[[ SUPPLIED MATERIAL, beginning ]]

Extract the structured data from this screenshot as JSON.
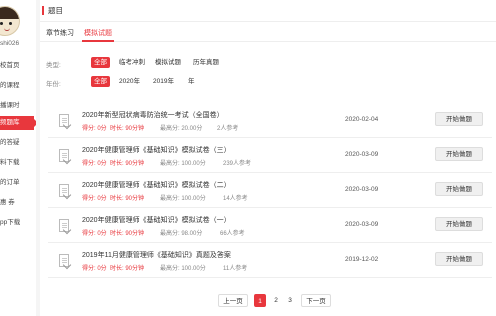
{
  "sidebar": {
    "username": "shi026",
    "items": [
      {
        "label": "校首页"
      },
      {
        "label": "的课程"
      },
      {
        "label": "播课时"
      },
      {
        "label": "频题库",
        "active": true
      },
      {
        "label": "的答疑"
      },
      {
        "label": "料下载"
      },
      {
        "label": "的订单"
      },
      {
        "label": "惠 券"
      },
      {
        "label": "pp下载"
      }
    ]
  },
  "header": {
    "title": "题目"
  },
  "tabs": [
    {
      "label": "章节练习",
      "active": false
    },
    {
      "label": "模拟试题",
      "active": true
    }
  ],
  "filters": {
    "type_label": "类型:",
    "type_options": [
      "全部",
      "临考冲刺",
      "模拟试题",
      "历年真题"
    ],
    "type_selected": "全部",
    "year_label": "年份:",
    "year_options": [
      "全部",
      "2020年",
      "2019年",
      "年"
    ],
    "year_selected": "全部"
  },
  "exams": [
    {
      "title": "2020年新型冠状病毒防治统一考试（全国卷）",
      "score_label": "得分:",
      "score": "0分",
      "duration_label": "时长:",
      "duration": "90分钟",
      "max_label": "最高分:",
      "max": "20.00分",
      "participants": "2人参考",
      "date": "2020-02-04",
      "button": "开始做题"
    },
    {
      "title": "2020年健康管理师《基础知识》模拟试卷（三）",
      "score_label": "得分:",
      "score": "0分",
      "duration_label": "时长:",
      "duration": "90分钟",
      "max_label": "最高分:",
      "max": "100.00分",
      "participants": "239人参考",
      "date": "2020-03-09",
      "button": "开始做题"
    },
    {
      "title": "2020年健康管理师《基础知识》模拟试卷（二）",
      "score_label": "得分:",
      "score": "0分",
      "duration_label": "时长:",
      "duration": "90分钟",
      "max_label": "最高分:",
      "max": "100.00分",
      "participants": "14人参考",
      "date": "2020-03-09",
      "button": "开始做题"
    },
    {
      "title": "2020年健康管理师《基础知识》模拟试卷（一）",
      "score_label": "得分:",
      "score": "0分",
      "duration_label": "时长:",
      "duration": "90分钟",
      "max_label": "最高分:",
      "max": "98.00分",
      "participants": "66人参考",
      "date": "2020-03-09",
      "button": "开始做题"
    },
    {
      "title": "2019年11月健康管理师《基础知识》真题及答案",
      "score_label": "得分:",
      "score": "0分",
      "duration_label": "时长:",
      "duration": "90分钟",
      "max_label": "最高分:",
      "max": "100.00分",
      "participants": "11人参考",
      "date": "2019-12-02",
      "button": "开始做题"
    }
  ],
  "pagination": {
    "prev": "上一页",
    "pages": [
      "1",
      "2",
      "3"
    ],
    "current": "1",
    "next": "下一页"
  },
  "colors": {
    "accent": "#e8373d"
  }
}
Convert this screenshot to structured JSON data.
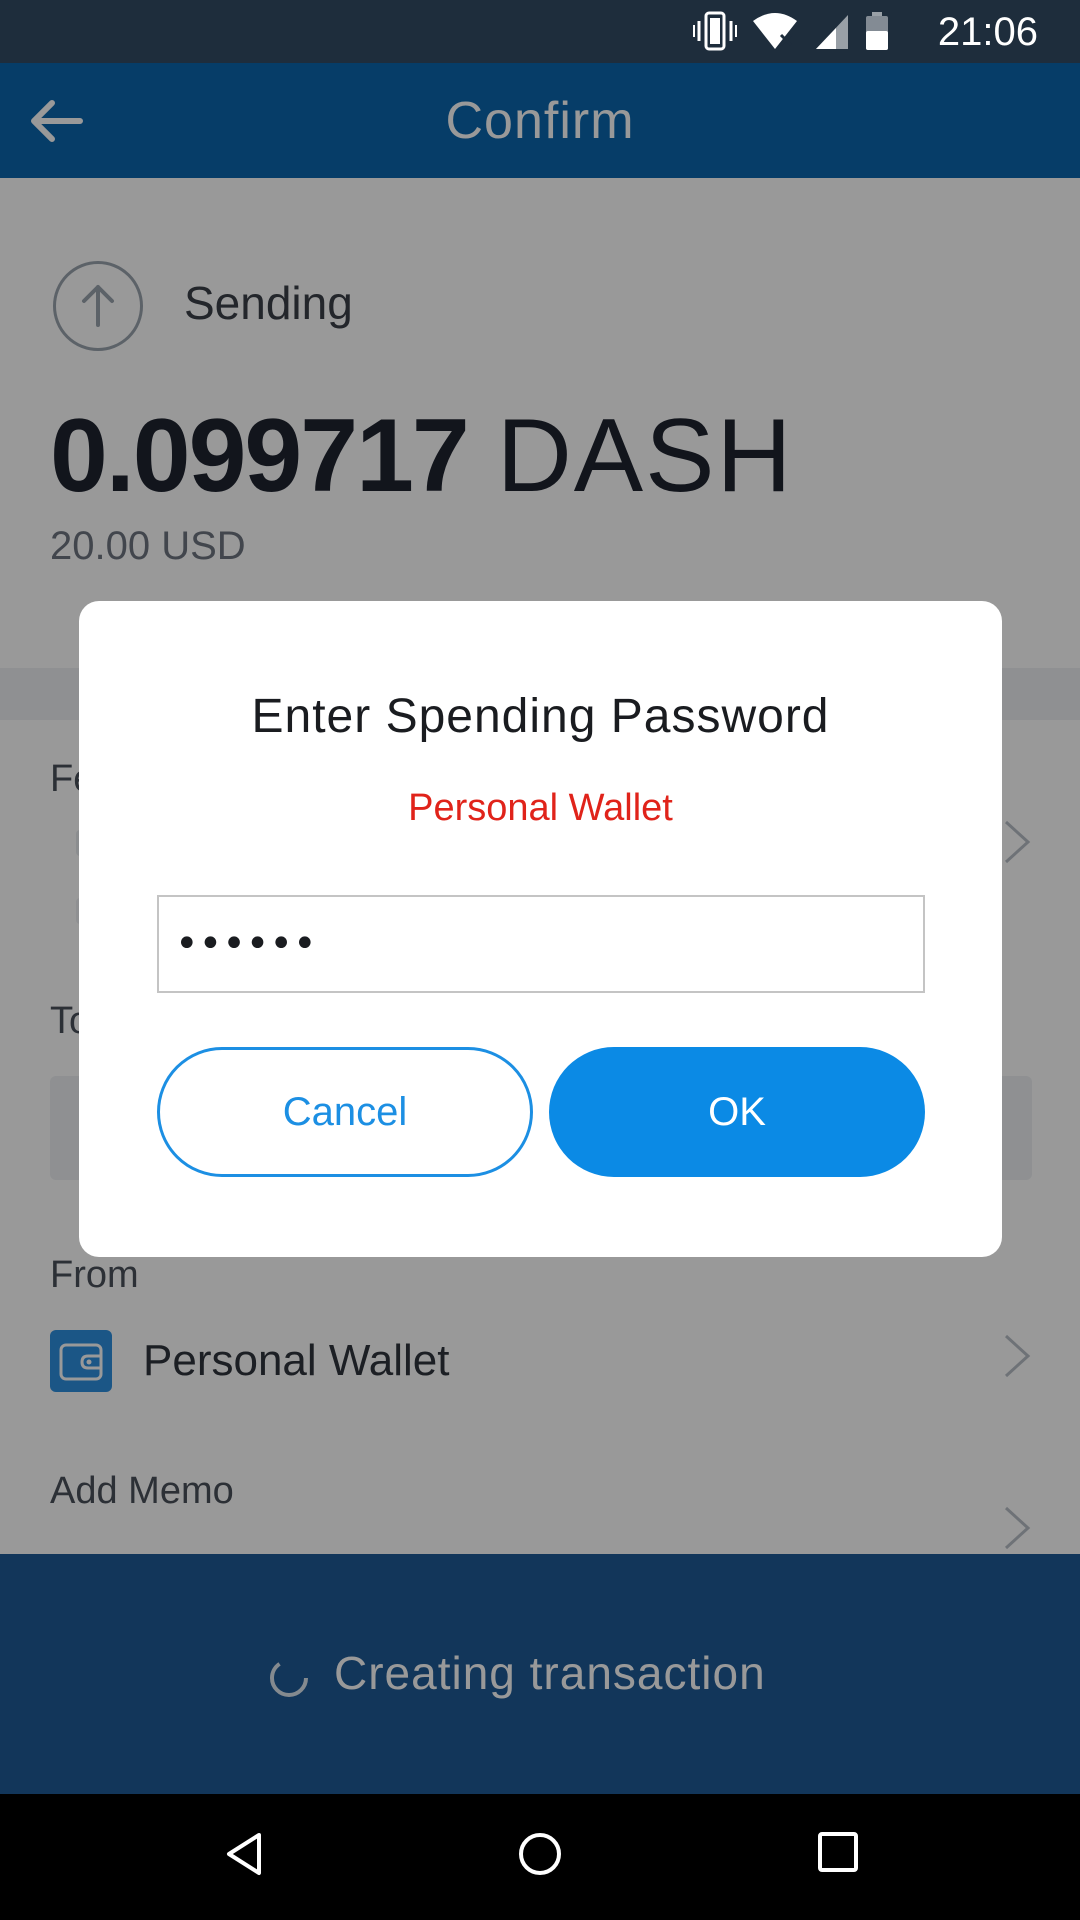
{
  "status_bar": {
    "time": "21:06",
    "icons": [
      "vibrate-icon",
      "wifi-icon",
      "cell-signal-icon",
      "battery-icon"
    ]
  },
  "header": {
    "title": "Confirm",
    "back_icon": "back-arrow-icon"
  },
  "sending": {
    "label": "Sending",
    "amount_value": "0.099717",
    "amount_unit": "DASH",
    "fiat": "20.00 USD"
  },
  "fee": {
    "label": "Fe"
  },
  "to": {
    "label": "To"
  },
  "from": {
    "label": "From",
    "wallet_name": "Personal Wallet"
  },
  "memo": {
    "label": "Add Memo"
  },
  "footer": {
    "status_text": "Creating transaction"
  },
  "dialog": {
    "title": "Enter Spending Password",
    "wallet_name": "Personal Wallet",
    "password_value": "••••••",
    "cancel_label": "Cancel",
    "ok_label": "OK"
  },
  "colors": {
    "header": "#0b67ad",
    "accent": "#0b8ae5",
    "error_red": "#e0231a",
    "footer": "#1e5a96"
  }
}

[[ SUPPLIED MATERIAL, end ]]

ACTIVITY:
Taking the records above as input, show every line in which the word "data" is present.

ANSWER TO THIS EXERCISE:
Extract the structured data from this screenshot as JSON.
Convert this screenshot to structured JSON data.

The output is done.